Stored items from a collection
= Beginning of Section =
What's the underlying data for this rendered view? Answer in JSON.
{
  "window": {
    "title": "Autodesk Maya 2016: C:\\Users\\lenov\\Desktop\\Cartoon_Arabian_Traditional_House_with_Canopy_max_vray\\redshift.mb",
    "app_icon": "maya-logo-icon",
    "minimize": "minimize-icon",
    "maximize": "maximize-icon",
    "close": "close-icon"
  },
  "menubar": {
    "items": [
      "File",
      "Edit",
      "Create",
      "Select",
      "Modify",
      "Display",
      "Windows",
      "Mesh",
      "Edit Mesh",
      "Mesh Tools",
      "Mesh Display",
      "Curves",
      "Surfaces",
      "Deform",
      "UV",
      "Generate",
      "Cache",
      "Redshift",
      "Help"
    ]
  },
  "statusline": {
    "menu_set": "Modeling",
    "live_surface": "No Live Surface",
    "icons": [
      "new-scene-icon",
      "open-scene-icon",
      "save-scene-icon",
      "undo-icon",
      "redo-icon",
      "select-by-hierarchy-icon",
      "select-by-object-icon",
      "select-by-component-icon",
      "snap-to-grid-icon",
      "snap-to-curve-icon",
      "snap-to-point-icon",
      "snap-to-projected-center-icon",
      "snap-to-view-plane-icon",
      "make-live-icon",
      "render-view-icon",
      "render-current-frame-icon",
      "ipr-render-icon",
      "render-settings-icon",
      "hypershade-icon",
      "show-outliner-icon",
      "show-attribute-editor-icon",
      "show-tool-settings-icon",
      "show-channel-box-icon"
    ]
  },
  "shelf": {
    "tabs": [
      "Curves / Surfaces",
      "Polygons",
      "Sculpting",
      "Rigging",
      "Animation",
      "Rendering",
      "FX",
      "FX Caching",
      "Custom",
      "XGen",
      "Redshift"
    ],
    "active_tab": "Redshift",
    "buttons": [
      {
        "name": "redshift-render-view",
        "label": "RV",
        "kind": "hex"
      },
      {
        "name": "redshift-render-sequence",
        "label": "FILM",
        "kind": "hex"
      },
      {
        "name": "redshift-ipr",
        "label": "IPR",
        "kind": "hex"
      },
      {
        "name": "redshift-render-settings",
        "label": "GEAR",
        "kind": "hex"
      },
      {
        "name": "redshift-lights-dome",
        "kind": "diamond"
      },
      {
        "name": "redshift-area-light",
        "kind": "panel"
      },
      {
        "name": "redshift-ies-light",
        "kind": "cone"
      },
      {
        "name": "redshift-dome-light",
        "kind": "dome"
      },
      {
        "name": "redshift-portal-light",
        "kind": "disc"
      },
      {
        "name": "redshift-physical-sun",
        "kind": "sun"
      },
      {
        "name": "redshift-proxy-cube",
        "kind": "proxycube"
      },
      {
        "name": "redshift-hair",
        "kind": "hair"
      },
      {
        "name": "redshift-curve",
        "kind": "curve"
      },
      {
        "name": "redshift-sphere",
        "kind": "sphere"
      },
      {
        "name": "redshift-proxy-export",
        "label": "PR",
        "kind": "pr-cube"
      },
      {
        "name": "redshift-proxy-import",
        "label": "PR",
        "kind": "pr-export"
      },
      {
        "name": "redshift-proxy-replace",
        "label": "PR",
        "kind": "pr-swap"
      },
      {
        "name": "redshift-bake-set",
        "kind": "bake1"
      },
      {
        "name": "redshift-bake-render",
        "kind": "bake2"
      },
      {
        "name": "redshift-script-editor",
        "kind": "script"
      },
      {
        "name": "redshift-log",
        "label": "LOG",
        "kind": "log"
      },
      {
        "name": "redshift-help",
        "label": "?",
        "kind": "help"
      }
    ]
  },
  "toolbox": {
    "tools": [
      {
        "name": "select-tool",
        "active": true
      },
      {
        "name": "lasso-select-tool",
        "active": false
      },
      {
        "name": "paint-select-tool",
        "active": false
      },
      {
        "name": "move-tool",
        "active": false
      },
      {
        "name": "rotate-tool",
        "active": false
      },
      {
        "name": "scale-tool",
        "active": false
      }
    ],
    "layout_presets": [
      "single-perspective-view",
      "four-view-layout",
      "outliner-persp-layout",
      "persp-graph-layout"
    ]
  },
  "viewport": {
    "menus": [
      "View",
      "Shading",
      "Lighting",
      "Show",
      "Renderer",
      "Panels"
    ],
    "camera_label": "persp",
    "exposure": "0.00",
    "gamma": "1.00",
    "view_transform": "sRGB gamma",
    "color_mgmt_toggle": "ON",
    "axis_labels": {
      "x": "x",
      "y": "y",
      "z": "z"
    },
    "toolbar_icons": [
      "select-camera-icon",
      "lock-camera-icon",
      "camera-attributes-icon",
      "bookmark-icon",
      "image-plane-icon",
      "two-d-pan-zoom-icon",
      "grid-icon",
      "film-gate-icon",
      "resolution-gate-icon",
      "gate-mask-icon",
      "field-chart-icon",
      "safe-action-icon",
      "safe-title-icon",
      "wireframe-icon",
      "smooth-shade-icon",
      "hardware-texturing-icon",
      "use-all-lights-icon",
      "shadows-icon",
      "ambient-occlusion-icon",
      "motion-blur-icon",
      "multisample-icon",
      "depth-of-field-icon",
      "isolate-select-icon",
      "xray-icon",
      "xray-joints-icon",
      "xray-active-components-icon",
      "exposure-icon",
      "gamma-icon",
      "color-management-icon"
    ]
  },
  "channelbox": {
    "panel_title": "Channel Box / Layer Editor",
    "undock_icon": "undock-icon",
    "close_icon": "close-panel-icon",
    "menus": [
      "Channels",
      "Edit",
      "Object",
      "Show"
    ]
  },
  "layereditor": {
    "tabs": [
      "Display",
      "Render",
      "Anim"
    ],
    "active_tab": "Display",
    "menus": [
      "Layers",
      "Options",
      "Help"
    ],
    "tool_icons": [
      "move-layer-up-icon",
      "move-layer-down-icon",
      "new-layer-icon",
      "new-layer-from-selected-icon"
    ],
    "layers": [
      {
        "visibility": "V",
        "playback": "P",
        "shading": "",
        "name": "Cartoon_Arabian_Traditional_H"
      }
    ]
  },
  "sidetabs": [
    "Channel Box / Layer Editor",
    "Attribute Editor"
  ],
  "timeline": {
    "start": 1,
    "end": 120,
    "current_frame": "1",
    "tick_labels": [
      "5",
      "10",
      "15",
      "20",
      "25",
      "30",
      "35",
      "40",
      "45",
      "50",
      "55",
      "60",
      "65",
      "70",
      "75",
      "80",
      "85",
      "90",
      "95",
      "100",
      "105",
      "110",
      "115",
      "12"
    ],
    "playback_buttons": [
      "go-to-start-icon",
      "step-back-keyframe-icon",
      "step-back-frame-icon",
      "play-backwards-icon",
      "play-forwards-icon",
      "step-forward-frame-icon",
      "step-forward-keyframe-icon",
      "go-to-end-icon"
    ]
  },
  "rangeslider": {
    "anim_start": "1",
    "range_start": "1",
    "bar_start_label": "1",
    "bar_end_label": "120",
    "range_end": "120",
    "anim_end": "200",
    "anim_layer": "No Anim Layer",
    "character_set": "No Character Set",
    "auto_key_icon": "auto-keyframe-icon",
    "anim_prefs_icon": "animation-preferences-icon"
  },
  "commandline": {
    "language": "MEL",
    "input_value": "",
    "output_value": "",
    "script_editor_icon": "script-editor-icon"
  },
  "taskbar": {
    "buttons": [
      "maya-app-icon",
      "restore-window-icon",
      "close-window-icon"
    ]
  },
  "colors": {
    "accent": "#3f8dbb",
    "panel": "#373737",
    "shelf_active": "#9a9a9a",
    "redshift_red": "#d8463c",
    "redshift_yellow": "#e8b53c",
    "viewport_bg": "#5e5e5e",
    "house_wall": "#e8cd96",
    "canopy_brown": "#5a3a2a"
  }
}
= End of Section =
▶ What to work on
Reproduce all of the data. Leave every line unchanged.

▶ Result of this task
What's the underlying data for this rendered view? Answer in JSON.
{
  "window": {
    "title": "Autodesk Maya 2016: C:\\Users\\lenov\\Desktop\\Cartoon_Arabian_Traditional_House_with_Canopy_max_vray\\redshift.mb",
    "app_icon": "maya-logo-icon",
    "minimize": "minimize-icon",
    "maximize": "maximize-icon",
    "close": "close-icon"
  },
  "menubar": {
    "items": [
      "File",
      "Edit",
      "Create",
      "Select",
      "Modify",
      "Display",
      "Windows",
      "Mesh",
      "Edit Mesh",
      "Mesh Tools",
      "Mesh Display",
      "Curves",
      "Surfaces",
      "Deform",
      "UV",
      "Generate",
      "Cache",
      "Redshift",
      "Help"
    ]
  },
  "statusline": {
    "menu_set": "Modeling",
    "live_surface": "No Live Surface",
    "icons": [
      "new-scene-icon",
      "open-scene-icon",
      "save-scene-icon",
      "undo-icon",
      "redo-icon",
      "select-by-hierarchy-icon",
      "select-by-object-icon",
      "select-by-component-icon",
      "snap-to-grid-icon",
      "snap-to-curve-icon",
      "snap-to-point-icon",
      "snap-to-projected-center-icon",
      "snap-to-view-plane-icon",
      "make-live-icon",
      "render-view-icon",
      "render-current-frame-icon",
      "ipr-render-icon",
      "render-settings-icon",
      "hypershade-icon",
      "show-outliner-icon",
      "show-attribute-editor-icon",
      "show-tool-settings-icon",
      "show-channel-box-icon"
    ]
  },
  "shelf": {
    "tabs": [
      "Curves / Surfaces",
      "Polygons",
      "Sculpting",
      "Rigging",
      "Animation",
      "Rendering",
      "FX",
      "FX Caching",
      "Custom",
      "XGen",
      "Redshift"
    ],
    "active_tab": "Redshift",
    "buttons": [
      {
        "name": "redshift-render-view",
        "label": "RV",
        "kind": "hex"
      },
      {
        "name": "redshift-render-sequence",
        "label": "FILM",
        "kind": "hex"
      },
      {
        "name": "redshift-ipr",
        "label": "IPR",
        "kind": "hex"
      },
      {
        "name": "redshift-render-settings",
        "label": "GEAR",
        "kind": "hex"
      },
      {
        "name": "redshift-lights-dome",
        "kind": "diamond"
      },
      {
        "name": "redshift-area-light",
        "kind": "panel"
      },
      {
        "name": "redshift-ies-light",
        "kind": "cone"
      },
      {
        "name": "redshift-dome-light",
        "kind": "dome"
      },
      {
        "name": "redshift-portal-light",
        "kind": "disc"
      },
      {
        "name": "redshift-physical-sun",
        "kind": "sun"
      },
      {
        "name": "redshift-proxy-cube",
        "kind": "proxycube"
      },
      {
        "name": "redshift-hair",
        "kind": "hair"
      },
      {
        "name": "redshift-curve",
        "kind": "curve"
      },
      {
        "name": "redshift-sphere",
        "kind": "sphere"
      },
      {
        "name": "redshift-proxy-export",
        "label": "PR",
        "kind": "pr-cube"
      },
      {
        "name": "redshift-proxy-import",
        "label": "PR",
        "kind": "pr-export"
      },
      {
        "name": "redshift-proxy-replace",
        "label": "PR",
        "kind": "pr-swap"
      },
      {
        "name": "redshift-bake-set",
        "kind": "bake1"
      },
      {
        "name": "redshift-bake-render",
        "kind": "bake2"
      },
      {
        "name": "redshift-script-editor",
        "kind": "script"
      },
      {
        "name": "redshift-log",
        "label": "LOG",
        "kind": "log"
      },
      {
        "name": "redshift-help",
        "label": "?",
        "kind": "help"
      }
    ]
  },
  "toolbox": {
    "tools": [
      {
        "name": "select-tool",
        "active": true
      },
      {
        "name": "lasso-select-tool",
        "active": false
      },
      {
        "name": "paint-select-tool",
        "active": false
      },
      {
        "name": "move-tool",
        "active": false
      },
      {
        "name": "rotate-tool",
        "active": false
      },
      {
        "name": "scale-tool",
        "active": false
      }
    ],
    "layout_presets": [
      "single-perspective-view",
      "four-view-layout",
      "outliner-persp-layout",
      "persp-graph-layout"
    ]
  },
  "viewport": {
    "menus": [
      "View",
      "Shading",
      "Lighting",
      "Show",
      "Renderer",
      "Panels"
    ],
    "camera_label": "persp",
    "exposure": "0.00",
    "gamma": "1.00",
    "view_transform": "sRGB gamma",
    "color_mgmt_toggle": "ON",
    "axis_labels": {
      "x": "x",
      "y": "y",
      "z": "z"
    },
    "toolbar_icons": [
      "select-camera-icon",
      "lock-camera-icon",
      "camera-attributes-icon",
      "bookmark-icon",
      "image-plane-icon",
      "two-d-pan-zoom-icon",
      "grid-icon",
      "film-gate-icon",
      "resolution-gate-icon",
      "gate-mask-icon",
      "field-chart-icon",
      "safe-action-icon",
      "safe-title-icon",
      "wireframe-icon",
      "smooth-shade-icon",
      "hardware-texturing-icon",
      "use-all-lights-icon",
      "shadows-icon",
      "ambient-occlusion-icon",
      "motion-blur-icon",
      "multisample-icon",
      "depth-of-field-icon",
      "isolate-select-icon",
      "xray-icon",
      "xray-joints-icon",
      "xray-active-components-icon",
      "exposure-icon",
      "gamma-icon",
      "color-management-icon"
    ]
  },
  "channelbox": {
    "panel_title": "Channel Box / Layer Editor",
    "undock_icon": "undock-icon",
    "close_icon": "close-panel-icon",
    "menus": [
      "Channels",
      "Edit",
      "Object",
      "Show"
    ]
  },
  "layereditor": {
    "tabs": [
      "Display",
      "Render",
      "Anim"
    ],
    "active_tab": "Display",
    "menus": [
      "Layers",
      "Options",
      "Help"
    ],
    "tool_icons": [
      "move-layer-up-icon",
      "move-layer-down-icon",
      "new-layer-icon",
      "new-layer-from-selected-icon"
    ],
    "layers": [
      {
        "visibility": "V",
        "playback": "P",
        "shading": "",
        "name": "Cartoon_Arabian_Traditional_H"
      }
    ]
  },
  "sidetabs": [
    "Channel Box / Layer Editor",
    "Attribute Editor"
  ],
  "timeline": {
    "start": 1,
    "end": 120,
    "current_frame": "1",
    "tick_labels": [
      "5",
      "10",
      "15",
      "20",
      "25",
      "30",
      "35",
      "40",
      "45",
      "50",
      "55",
      "60",
      "65",
      "70",
      "75",
      "80",
      "85",
      "90",
      "95",
      "100",
      "105",
      "110",
      "115",
      "12"
    ],
    "playback_buttons": [
      "go-to-start-icon",
      "step-back-keyframe-icon",
      "step-back-frame-icon",
      "play-backwards-icon",
      "play-forwards-icon",
      "step-forward-frame-icon",
      "step-forward-keyframe-icon",
      "go-to-end-icon"
    ]
  },
  "rangeslider": {
    "anim_start": "1",
    "range_start": "1",
    "bar_start_label": "1",
    "bar_end_label": "120",
    "range_end": "120",
    "anim_end": "200",
    "anim_layer": "No Anim Layer",
    "character_set": "No Character Set",
    "auto_key_icon": "auto-keyframe-icon",
    "anim_prefs_icon": "animation-preferences-icon"
  },
  "commandline": {
    "language": "MEL",
    "input_value": "",
    "output_value": "",
    "script_editor_icon": "script-editor-icon"
  },
  "taskbar": {
    "buttons": [
      "maya-app-icon",
      "restore-window-icon",
      "close-window-icon"
    ]
  },
  "colors": {
    "accent": "#3f8dbb",
    "panel": "#373737",
    "shelf_active": "#9a9a9a",
    "redshift_red": "#d8463c",
    "redshift_yellow": "#e8b53c",
    "viewport_bg": "#5e5e5e",
    "house_wall": "#e8cd96",
    "canopy_brown": "#5a3a2a"
  }
}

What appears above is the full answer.